a $40-million, three-year campaign … to win advertisers and try to convince them that magazines, which have existed in the United States for nearly 250 years, are likely to be here for the next 250, come what may. At the same time, the newspaper industry has begun a multimillion-dollar, three-year campaign to make over its image in the eyes of advertisers.

The make over apparently is needed because, compared to the Internet, magazines are viewed as old-fashioned. What the article doesn’t point out is the synergy between print and Internet, where traditional magazines like Ladies Home Journal offer online versions that include interactive elements like games and message boards.

Does anyone read print magazines anymore and why?

Dirty laundry–the scientist edition

Monday, May 2nd, 2005

A number of scientists at Los Alamos National Laboratory have become highly critical of their boss. In an effort to express their opinions and oust the laboratory’s director, they’ve started a blog. But Los Alamos is no ordinary laboratory. It is the home of the famous and highly secretive Manhattan Project, the project that built the bomb. And it is still the place where some of the best physicists go to engage in weapons research, although Los Alamos additionally has become a major center of basic research in physics.

As the NYTimes reports, this is no ordinary blog.

Los Alamos National Laboratory, isolated in the mountains of New Mexico, has a long history of maintaining the highest level of federal secrecy. The laboratory’s very existence was once classified. Today, barbed wire rings many of its buildings, federal agents monitor its communications, and its employees are constantly reminded that loose lips sink ships.

I have mixed feelings about blogging for this kind of change. On the one hand, all possible traditional forums for change should be exhausted first. On the other hand, sometimes that’s fruitless. It also opens up the criticizer to vindictive job action. Blogs offer anonymity–in the Los Alamos case, only a fraction of the posts are signed–so they can protect the criticizer. They also can let loose a torrent of uncivil and indeed unprofessional behaviour. And, in the more general case of scientist blogs, they expose the institution’s dirty laundry when the public is already leery of funding science.
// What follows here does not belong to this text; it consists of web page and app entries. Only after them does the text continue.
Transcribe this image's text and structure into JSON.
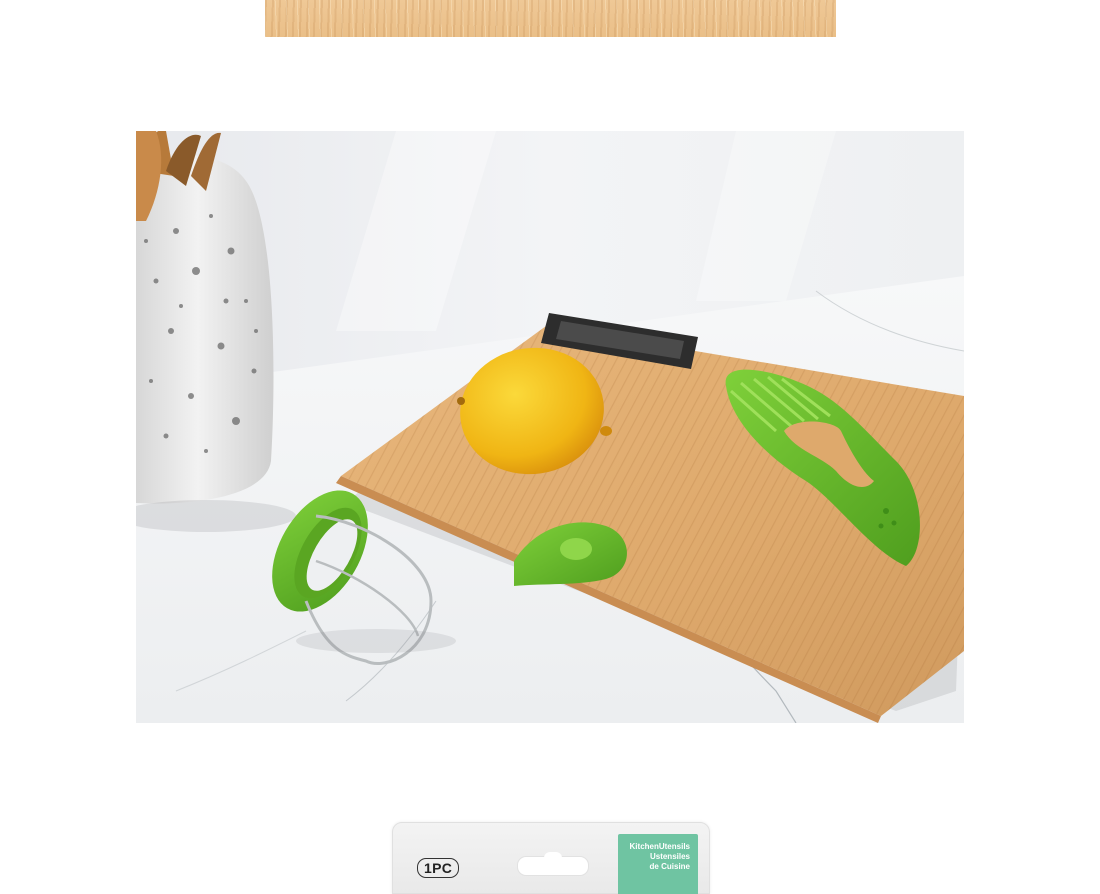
{
  "package": {
    "quantity_label": "1PC",
    "label_line1": "KitchenUtensils",
    "label_line2": "Ustensiles",
    "label_line3": "de Cuisine"
  },
  "colors": {
    "bamboo": "#e7b982",
    "accent_green": "#6cbf2f",
    "label_green": "#6fc4a2",
    "lemon": "#f4c21c"
  },
  "icons": [
    "utensil-holder",
    "lemon",
    "avocado-tool",
    "cutting-board",
    "mango-splitter"
  ]
}
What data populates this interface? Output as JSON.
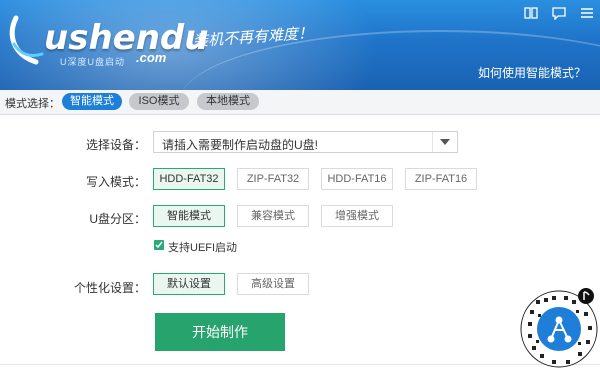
{
  "header": {
    "logo_main": "ushendu",
    "logo_sub": "U深度U盘启动",
    "logo_com": ".com",
    "slogan": "装机不再有难度！",
    "help_link": "如何使用智能模式？",
    "window_icons": [
      "manual-icon",
      "feedback-icon",
      "menu-icon"
    ]
  },
  "modebar": {
    "label": "模式选择：",
    "modes": [
      {
        "label": "智能模式",
        "active": true
      },
      {
        "label": "ISO模式",
        "active": false
      },
      {
        "label": "本地模式",
        "active": false
      }
    ]
  },
  "device": {
    "label": "选择设备：",
    "value": "请插入需要制作启动盘的U盘!"
  },
  "write_mode": {
    "label": "写入模式：",
    "options": [
      "HDD-FAT32",
      "ZIP-FAT32",
      "HDD-FAT16",
      "ZIP-FAT16"
    ],
    "selected": "HDD-FAT32"
  },
  "partition": {
    "label": "U盘分区：",
    "options": [
      "智能模式",
      "兼容模式",
      "增强模式"
    ],
    "selected": "智能模式",
    "uefi_label": "支持UEFI启动",
    "uefi_checked": true
  },
  "personalize": {
    "label": "个性化设置：",
    "options": [
      "默认设置",
      "高级设置"
    ],
    "selected": "默认设置"
  },
  "start_button": "开始制作",
  "colors": {
    "header_blue": "#1f74c9",
    "accent_blue": "#1d7fd8",
    "accent_green": "#27a36e"
  }
}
Christian first-person shooter

Sunday, May 1st, 2005

NYTimes writes on the drive to create a Christian gaming market.

The Rev. Ralph Bagley is on a very 21st-century sort of mission: introducing the word of God into what he calls the ”dark Satanic arena” of the video-game business. But he has an old-fashioned calling to back it up. ”I’ve always just loved video games,” he says. ”I was one of the guys playing Pong. When I became a Christian in 1992, I still wanted to play, but it was hard when the best-quality games out there were Doom, Quake — Satanic stuff, you know? Stuff that if I went to church on Sunday and came home and wanted to play a video game, I kind of felt a little bit guilty about it. I tried to find other games out there that were Christian, and there were none. Absolutely nothing. I’m the kind of guy that when I see something that’s not being done, I want to do it myself.”

Can Tim LeHay’s Left Behind series become the next successful console game?